Surge expected for diabetes drug market

Diabetes drug spending to jump 70 percent through 2009: Medco report.

By Aaron Smith, staff writer

NEW YORK ( -- America's "epidemic of diabetes" could cause spending on drugs for that disease to soar up to 70 percent through 2009, according to the drug benefit manager Medco Health Solutions Inc.

Medco, in its annual Drug Trend Report, said that an aging population and a rising incidence of obesity is fueling the spending surge.

Barbara Ryan, analyst for Deutsche Bank North America, and Les Funtleyder, analyst for Miller Tabak, said newly launched drugs were helping to fuel the growth of the market.

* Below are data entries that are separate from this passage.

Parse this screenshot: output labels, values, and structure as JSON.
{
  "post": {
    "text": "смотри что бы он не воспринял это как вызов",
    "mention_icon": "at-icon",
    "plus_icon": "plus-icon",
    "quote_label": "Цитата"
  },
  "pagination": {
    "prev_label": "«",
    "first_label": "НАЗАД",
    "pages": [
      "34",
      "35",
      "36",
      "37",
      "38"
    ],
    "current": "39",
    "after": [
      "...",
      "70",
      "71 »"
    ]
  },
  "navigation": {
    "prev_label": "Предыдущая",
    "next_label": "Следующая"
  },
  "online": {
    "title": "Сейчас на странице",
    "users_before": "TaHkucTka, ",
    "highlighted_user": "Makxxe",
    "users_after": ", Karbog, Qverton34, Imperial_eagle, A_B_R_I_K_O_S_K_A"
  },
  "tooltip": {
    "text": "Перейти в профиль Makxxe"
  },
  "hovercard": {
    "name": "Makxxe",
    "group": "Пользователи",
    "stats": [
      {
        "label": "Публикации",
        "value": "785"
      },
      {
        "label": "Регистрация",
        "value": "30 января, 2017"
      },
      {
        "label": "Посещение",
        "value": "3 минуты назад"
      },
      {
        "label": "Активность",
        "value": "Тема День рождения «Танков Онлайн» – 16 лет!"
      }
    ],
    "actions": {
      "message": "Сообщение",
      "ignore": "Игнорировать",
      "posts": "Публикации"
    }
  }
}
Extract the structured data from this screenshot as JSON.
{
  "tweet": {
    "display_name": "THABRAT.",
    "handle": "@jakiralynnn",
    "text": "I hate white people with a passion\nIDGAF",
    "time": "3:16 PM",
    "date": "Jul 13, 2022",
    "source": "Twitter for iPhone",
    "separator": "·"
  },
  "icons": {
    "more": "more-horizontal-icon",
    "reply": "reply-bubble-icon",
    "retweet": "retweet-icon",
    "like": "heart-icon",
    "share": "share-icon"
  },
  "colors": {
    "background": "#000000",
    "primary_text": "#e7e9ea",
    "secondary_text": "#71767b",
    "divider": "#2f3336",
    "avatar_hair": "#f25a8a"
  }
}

Ryan estimated the non-insulin oral diabetes drug market at $8.4 billion last year, a figure she said could jump 50 percent by the end of the decade. Ryan said better diagnosis will fuel spending on diabetes treatment.

More than 20 million Americans have diabetes, according to the American Diabetes Association, and an estimated one-third of them have not been diagnosed and do not know they have the disease. The most common type of diabetes, type 2, occurs in adults, often as the result of obesity, resulting in the physician term "diabesity." Type 1, a more serious form of diabetes, typically emerges in children and young adults.

The newest drugs in this market include Merck's (up $0.07 to $52.76, Charts, Fortune 500) Januvia, as well as Byetta from Eli Lilly & Co (down $0.13 to $58.98, Charts, Fortune 500). of Indianapolis, and Amylin Pharmaceuticals (up $0.04 to $42.61, Charts) of San Diego. Merck, based in Whitehouse Station, N.J., praised Januvia for driving its first-quarter earnings, and Miller Tabak's Funtleyer estimated annual sales will peak at $1.7 billion in 2012.

But not all diabetes treatments are success stories. Pfizer's (down $0.01 to $27.31, Charts, Fortune 500) Exubera, the first form of insulin to be inhaled instead of injected, has had such a lackluster market debut that the New York-based company doesn't even break out sales in its earnings report.

The fate has yet to be determined for another potential drug - rimonabant from the French drug giant Sanofi-Aventis (down $0.45 to $46.13, Charts) - that has been eyed for diabetes but is being considered specifically as a weight loss drug. Advisers to the Food and Drug Administration will meet on June 13 to vote on whether the drug merits approval, and this non-binding vote will be considered by FDA regulators when they decide whether to approve the drug.

With all these new drugs, treatment for diabetes is stymied by the same problem facing cancer patients: the lack of a cure.

"There's still no magic bullet for the disease, for type 1 and type 2," said Funtleyder. "There's no cure." Top of page